Preservation of joint integrity and reducing the risk of serious joint injury has been the focus of this article. Regenerative Medicine using Dextrose Prolotherapy, Platelet Rich Plasma, and Bone Marrow Aspiration Concentration is proving to reliably and cost-effectively treat joint and musculoskeletal pain in those with sports-related injuries, degenerative joint conditions, and EDS population through improving the connective tissue stability and integrity. Patients suffering from chronic pain, ligament injury, tendinosis, and joint laxity associated with Ehlers-Danlos Syndrome should consider seeking consultation with an experienced Regenerative Medicine practitioner. Physical and occupational therapists can assist in the amelioration of EDS symptoms in a variety of ways but are limited in the ability to improve the osteo-ligamentous stability needed to improve joint stabilization.

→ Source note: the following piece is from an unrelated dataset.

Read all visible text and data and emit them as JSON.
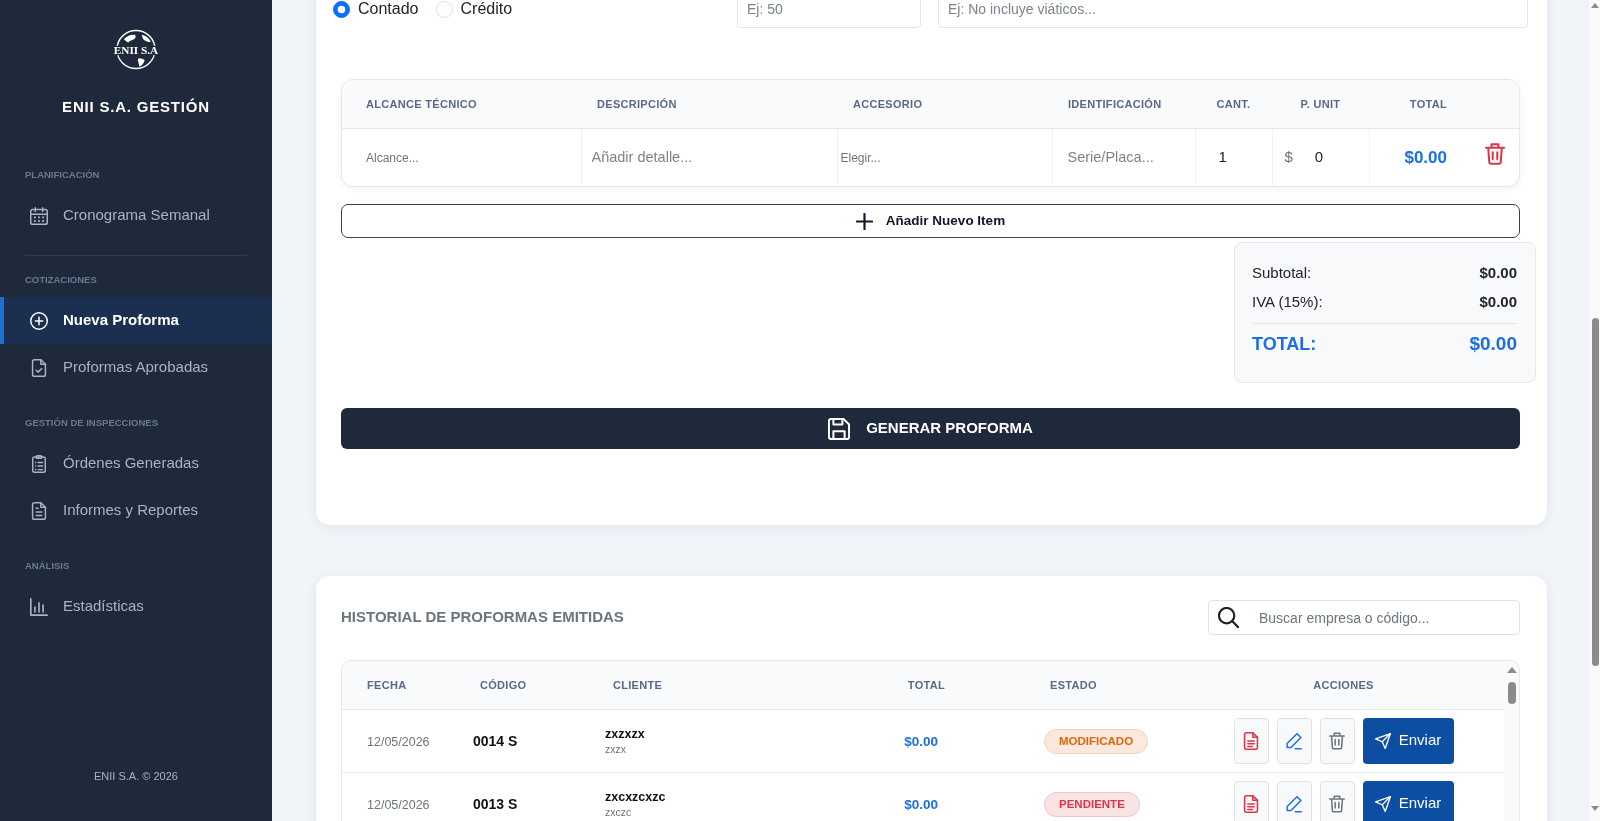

Once joint integrity has been improved with the use of Regenerative Medicine techniques, the individual with Ehlers-Danlos Syndrome may see increased success with physical therapy focused on improving neuromuscular control as well as a greater tolerance to generalized conditioning and fitness program.
David Harris, MD
Board-Certified Physical Medicine
Board-Certified Pain Medicine
Michele Harris, PT, CNP, RAS
Neurac 1 Instructor Certified Neurac Practitioner